Metro’s Bond Refinement: Identifying acquisition priorities in the Urban Target Area

In November 2019, the region’s voters approved a $475 million bond measure to protect clean water, restore fish and wildlife habitat and provide opportunities for people to connect with nature close to home. It was the third such measure over the past 25 years. Each bond measure presented the public with a set of carefully selected “target areas” (TAs) within which properties may be purchased from willing sellers using bond funds. Once a bond passes, TAs undergo a “refinement process” to identify a high priority subset of lands based on a suite of criteria. All three bonds share goals for healthy streams and habitat and included substantial governmental and community outreach, and but the 2019 bond differs in three important ways: (a) it prioritizes racial equity and Indigenous needs, (b) for the first time it includes an Urban TA, and (c) it specifically emphasizes opportunities to increase climate change resilience. To support equity and climate goals for the 2019 bond Metro’s contractor, Knot, produced models based on existing datasets such as tree cover, water resources, priority habitats and species, census data and habitat connectivity; and new datasets, the latter including: equity focal areas, urban heat island areas based on methods of Dr. Vivek Shandas’ lab (Voelkel et. al 2018), and the potential effects of upper watershed management on urban flooding. The Urban TA provides an outstanding suite of high-value habitat areas that intersect with opportunities to increase racial equity and strengthen communities’ climate change resilience.
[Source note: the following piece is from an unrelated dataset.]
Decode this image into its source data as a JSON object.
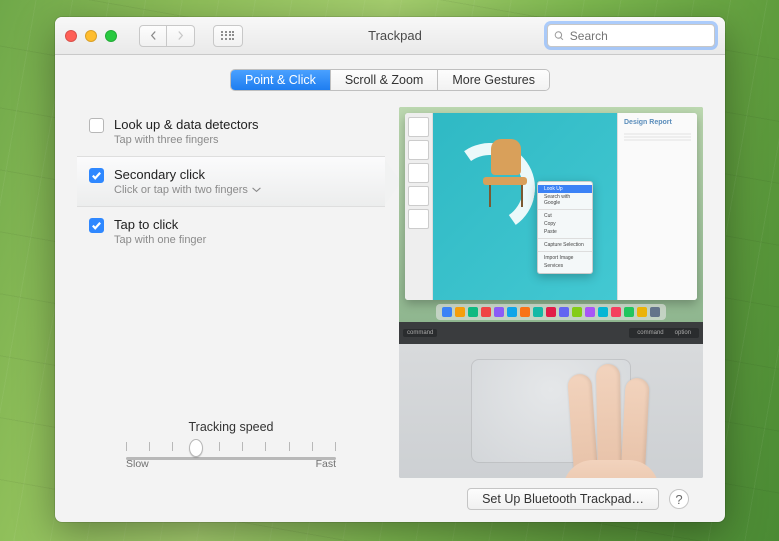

Here we will describe refinement methods and results pertaining to the Urban TA.